◆ **EXERCISE INSTRUCTIONS**: Scan the entries below and return each line that contains "ADSR".

◆ **RECORDS PROVIDED**:
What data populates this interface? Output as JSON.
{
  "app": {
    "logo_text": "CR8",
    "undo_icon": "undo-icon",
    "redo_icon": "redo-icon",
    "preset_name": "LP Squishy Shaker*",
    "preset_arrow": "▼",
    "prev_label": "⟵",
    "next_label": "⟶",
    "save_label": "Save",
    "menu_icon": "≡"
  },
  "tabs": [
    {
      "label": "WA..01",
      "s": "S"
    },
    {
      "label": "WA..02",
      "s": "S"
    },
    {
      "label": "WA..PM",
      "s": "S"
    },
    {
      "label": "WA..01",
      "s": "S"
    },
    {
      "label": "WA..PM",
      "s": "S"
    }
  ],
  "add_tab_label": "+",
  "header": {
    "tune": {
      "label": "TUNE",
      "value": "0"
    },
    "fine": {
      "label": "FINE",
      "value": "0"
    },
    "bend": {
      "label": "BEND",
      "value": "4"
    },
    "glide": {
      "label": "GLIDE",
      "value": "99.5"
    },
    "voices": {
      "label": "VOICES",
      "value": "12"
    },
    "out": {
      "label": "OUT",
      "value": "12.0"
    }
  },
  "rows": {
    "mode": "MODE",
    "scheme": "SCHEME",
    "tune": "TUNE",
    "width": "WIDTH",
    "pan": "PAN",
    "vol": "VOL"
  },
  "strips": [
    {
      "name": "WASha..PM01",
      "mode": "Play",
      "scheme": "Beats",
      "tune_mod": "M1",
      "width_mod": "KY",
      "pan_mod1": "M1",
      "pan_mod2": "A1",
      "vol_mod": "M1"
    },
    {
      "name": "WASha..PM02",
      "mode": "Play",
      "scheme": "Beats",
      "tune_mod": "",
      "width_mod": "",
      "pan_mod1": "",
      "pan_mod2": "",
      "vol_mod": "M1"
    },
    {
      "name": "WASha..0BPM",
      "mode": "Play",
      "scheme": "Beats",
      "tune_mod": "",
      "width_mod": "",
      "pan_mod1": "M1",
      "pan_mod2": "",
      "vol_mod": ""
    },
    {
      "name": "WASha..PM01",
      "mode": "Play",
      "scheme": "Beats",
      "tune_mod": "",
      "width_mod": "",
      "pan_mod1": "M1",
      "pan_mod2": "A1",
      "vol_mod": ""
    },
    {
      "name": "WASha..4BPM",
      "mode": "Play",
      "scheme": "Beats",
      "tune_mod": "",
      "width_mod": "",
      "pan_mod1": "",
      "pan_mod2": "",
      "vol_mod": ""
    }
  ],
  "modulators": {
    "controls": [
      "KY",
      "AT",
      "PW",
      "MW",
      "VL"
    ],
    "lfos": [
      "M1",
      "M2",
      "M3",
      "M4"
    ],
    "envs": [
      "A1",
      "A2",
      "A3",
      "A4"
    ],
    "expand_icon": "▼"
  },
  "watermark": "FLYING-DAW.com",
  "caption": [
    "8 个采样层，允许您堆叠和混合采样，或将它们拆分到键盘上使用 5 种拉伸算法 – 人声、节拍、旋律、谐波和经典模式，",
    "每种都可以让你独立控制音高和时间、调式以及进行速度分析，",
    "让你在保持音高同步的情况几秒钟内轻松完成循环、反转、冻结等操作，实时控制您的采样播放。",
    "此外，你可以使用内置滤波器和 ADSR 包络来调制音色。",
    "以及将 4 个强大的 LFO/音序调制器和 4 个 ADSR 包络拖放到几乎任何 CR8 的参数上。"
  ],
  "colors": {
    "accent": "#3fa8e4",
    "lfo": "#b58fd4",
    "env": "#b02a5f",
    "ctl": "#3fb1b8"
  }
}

◆ **TASK ANSWER**:
    "此外，你可以使用内置滤波器和 ADSR 包络来调制音色。",
    "以及将 4 个强大的 LFO/音序调制器和 4 个 ADSR 包络拖放到几乎任何 CR8 的参数上。"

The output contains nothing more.